#### TASK GOAL:
Copy out each line of the material in which the word "icon" appears.

##### PROVIDED RECORDS #####

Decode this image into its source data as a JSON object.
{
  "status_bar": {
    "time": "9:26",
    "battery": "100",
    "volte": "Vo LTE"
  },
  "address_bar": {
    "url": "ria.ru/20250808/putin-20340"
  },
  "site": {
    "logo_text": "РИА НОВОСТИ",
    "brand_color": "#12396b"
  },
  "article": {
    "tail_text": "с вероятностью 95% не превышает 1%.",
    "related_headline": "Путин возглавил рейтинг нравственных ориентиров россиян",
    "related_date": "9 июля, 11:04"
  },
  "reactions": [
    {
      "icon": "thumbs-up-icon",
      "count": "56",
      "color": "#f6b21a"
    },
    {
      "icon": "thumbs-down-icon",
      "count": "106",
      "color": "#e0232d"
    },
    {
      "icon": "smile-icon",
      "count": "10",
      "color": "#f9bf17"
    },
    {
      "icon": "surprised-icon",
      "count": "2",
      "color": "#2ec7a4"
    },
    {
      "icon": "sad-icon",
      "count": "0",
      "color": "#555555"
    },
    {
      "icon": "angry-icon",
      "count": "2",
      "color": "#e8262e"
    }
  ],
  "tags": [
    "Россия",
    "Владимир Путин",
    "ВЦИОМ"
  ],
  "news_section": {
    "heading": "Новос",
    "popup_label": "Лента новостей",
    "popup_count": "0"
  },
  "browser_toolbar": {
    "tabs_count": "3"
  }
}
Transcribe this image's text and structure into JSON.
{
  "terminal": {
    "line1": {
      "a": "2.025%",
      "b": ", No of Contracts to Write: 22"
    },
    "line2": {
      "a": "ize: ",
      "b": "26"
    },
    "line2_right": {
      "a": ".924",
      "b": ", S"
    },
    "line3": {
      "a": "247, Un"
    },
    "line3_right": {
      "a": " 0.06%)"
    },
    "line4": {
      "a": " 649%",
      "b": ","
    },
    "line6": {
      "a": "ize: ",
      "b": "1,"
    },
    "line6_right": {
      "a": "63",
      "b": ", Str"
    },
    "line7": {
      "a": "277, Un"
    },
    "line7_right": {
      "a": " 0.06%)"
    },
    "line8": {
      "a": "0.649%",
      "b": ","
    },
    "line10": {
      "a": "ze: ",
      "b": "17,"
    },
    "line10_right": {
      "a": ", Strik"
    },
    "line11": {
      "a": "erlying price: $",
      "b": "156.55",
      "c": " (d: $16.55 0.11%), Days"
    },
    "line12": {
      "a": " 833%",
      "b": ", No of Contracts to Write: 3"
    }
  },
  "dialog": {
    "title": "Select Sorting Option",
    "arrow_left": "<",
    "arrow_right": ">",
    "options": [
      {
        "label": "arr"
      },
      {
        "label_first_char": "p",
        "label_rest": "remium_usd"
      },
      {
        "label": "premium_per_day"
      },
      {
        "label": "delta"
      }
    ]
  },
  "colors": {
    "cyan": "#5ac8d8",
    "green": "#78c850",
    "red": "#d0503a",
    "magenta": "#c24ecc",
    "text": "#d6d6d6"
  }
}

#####

#### EXERCISE ANSWER:
      "icon": "thumbs-up-icon",
      "icon": "thumbs-down-icon",
      "icon": "smile-icon",
      "icon": "surprised-icon",
      "icon": "sad-icon",
      "icon": "angry-icon",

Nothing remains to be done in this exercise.